The operating principle of friction stir welding is shown in the illustration. A rotating tool with a central probe is pressed into the joint and traversed along the weld line. Frictional heat, generated mostly under the tool's shoulder, softens the material. The shoulder also acts to contain the softened material which is forced to the back of the tool, in the process becoming consolidated to form a solid phase weld. Providing the components are adequately restrained, a high quality solid phase weld is formed following considerable hot working of the material at the joint.
The process has demonstrated a number of advantages over competing and established conventional arc welding processes. Some of the more widely proclaimed advantages for aluminium alloys are as follows:
- Solid phase process, therefore no problems with hot cracking, porosity, etc
- Low distortion
- No filler wire or shielding gas requirement for aluminium alloys
- No fume, no spatter, no UV radiation, therefore environmentally friendly
- Uses machine tool technology, therefore easy to automate, and reduces need for skilled welders
- Can work in any position
- Good mechanical properties, which for aluminium alloys typically equals or exceeds those obtainable by competing processes
- Energy efficient
- Can weld 'unweldable' aluminium alloys
There are a number of limitations and the most commonly cited are:

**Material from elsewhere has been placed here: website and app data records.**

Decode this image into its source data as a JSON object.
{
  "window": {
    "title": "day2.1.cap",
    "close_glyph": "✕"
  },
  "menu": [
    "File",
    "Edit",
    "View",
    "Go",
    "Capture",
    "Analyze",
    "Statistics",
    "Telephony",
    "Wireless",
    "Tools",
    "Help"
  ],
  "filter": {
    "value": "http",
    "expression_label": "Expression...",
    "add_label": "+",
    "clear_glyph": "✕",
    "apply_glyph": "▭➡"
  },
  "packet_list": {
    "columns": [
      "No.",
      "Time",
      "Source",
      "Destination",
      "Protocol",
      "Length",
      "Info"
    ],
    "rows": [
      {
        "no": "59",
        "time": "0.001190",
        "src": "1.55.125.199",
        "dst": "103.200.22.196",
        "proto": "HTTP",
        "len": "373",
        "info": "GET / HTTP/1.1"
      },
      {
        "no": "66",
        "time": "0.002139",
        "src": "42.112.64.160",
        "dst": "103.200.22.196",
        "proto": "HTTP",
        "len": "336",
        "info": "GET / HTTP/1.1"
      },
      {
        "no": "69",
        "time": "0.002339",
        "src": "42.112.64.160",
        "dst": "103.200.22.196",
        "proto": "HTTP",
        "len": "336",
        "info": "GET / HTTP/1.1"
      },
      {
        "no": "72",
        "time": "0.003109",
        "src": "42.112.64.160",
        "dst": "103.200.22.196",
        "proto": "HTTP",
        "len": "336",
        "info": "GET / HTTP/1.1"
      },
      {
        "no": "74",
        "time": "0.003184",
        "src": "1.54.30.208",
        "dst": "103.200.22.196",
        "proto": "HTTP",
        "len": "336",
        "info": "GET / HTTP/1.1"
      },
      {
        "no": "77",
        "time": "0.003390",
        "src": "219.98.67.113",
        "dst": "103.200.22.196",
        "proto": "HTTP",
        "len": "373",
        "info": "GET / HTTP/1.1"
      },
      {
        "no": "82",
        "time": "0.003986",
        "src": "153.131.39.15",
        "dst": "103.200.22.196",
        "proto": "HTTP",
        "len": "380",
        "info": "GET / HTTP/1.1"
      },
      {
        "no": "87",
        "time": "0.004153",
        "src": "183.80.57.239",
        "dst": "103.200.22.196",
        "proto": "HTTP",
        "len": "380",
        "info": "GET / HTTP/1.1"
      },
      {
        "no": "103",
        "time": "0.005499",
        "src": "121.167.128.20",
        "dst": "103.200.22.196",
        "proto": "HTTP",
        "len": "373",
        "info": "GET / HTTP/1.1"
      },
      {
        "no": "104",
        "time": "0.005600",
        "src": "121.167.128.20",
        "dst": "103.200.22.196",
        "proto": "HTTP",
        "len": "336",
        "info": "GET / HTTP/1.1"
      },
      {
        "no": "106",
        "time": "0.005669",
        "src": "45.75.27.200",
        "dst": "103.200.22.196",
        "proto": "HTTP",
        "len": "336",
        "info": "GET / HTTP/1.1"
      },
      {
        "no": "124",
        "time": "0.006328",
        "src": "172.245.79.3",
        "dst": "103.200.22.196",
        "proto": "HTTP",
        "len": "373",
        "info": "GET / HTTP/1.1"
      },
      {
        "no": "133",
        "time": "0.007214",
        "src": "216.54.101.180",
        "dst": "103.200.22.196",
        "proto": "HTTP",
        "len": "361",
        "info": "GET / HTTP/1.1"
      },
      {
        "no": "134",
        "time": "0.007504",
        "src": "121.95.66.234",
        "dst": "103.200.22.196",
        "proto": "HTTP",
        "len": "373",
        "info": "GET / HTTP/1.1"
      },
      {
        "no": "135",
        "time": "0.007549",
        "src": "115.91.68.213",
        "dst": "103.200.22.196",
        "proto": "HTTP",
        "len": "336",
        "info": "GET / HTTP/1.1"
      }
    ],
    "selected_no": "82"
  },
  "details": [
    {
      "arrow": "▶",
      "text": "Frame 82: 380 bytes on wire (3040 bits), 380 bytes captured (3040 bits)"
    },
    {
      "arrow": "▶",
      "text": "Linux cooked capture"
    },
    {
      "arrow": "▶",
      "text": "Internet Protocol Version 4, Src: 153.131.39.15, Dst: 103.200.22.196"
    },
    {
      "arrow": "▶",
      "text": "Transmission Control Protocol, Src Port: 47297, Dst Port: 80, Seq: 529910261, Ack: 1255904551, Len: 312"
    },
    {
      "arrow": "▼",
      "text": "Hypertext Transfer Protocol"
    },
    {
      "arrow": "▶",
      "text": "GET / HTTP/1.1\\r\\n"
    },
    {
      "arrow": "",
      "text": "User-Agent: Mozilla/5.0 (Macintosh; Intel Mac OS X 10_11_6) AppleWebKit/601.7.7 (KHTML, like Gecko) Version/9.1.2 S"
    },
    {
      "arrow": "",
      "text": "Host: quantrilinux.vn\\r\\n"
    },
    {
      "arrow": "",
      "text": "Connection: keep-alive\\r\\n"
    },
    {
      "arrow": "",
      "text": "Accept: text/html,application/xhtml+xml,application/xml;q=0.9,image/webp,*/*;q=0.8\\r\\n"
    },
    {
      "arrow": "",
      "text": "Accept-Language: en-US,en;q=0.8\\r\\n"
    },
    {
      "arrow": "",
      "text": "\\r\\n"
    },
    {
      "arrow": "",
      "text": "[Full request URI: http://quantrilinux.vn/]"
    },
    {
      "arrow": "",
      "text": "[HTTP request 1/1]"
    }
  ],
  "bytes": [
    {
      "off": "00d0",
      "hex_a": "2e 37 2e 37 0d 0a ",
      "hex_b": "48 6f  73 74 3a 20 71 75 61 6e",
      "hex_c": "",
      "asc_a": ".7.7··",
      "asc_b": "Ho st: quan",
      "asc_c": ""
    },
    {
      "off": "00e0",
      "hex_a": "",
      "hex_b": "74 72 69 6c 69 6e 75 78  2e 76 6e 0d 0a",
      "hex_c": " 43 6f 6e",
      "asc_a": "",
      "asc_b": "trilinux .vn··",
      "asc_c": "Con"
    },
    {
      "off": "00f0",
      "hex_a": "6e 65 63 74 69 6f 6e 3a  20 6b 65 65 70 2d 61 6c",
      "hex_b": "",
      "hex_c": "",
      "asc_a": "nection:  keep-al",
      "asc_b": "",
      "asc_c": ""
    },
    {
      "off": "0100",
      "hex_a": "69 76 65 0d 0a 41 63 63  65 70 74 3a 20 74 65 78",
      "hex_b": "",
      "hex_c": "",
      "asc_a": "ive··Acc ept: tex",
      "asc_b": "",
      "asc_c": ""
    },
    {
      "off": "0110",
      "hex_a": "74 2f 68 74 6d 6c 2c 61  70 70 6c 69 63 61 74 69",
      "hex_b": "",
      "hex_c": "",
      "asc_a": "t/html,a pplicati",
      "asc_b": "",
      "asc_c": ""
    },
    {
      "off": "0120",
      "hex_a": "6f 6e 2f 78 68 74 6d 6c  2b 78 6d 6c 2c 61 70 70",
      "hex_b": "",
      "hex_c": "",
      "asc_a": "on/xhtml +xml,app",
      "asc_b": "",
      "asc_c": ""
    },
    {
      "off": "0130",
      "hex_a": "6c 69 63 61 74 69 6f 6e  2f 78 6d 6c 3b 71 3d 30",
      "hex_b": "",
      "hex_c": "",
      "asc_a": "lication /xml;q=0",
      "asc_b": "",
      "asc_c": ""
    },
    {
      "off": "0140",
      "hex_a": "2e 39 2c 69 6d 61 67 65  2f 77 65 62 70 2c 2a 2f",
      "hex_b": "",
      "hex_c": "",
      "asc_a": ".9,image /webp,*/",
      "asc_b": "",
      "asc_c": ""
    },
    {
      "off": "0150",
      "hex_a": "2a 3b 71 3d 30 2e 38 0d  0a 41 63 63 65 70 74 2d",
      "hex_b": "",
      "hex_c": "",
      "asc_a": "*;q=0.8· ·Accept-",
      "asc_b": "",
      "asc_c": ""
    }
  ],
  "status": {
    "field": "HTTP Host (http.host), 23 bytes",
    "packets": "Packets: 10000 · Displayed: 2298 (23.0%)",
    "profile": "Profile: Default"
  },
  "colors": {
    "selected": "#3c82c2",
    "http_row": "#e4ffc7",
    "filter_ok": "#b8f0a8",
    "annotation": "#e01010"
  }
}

- Exit hole left after withdrawing tool
- Significant down force and traversing forces required, therefore clamping is more substantial than for arc welds
- Lacks the flexibility of manual and arc processes, for example, FSW cannot be used where metal deposition is required.
Friction Stir welding is without doubt one of the most significant developments in welding technology to have emerged.
The time span from its invention and first patent in December 1991 to industrial production in the mid 1990s is almost certainly the shortest for any totally new welding process.
For further information see our friction stir welding or please contact us.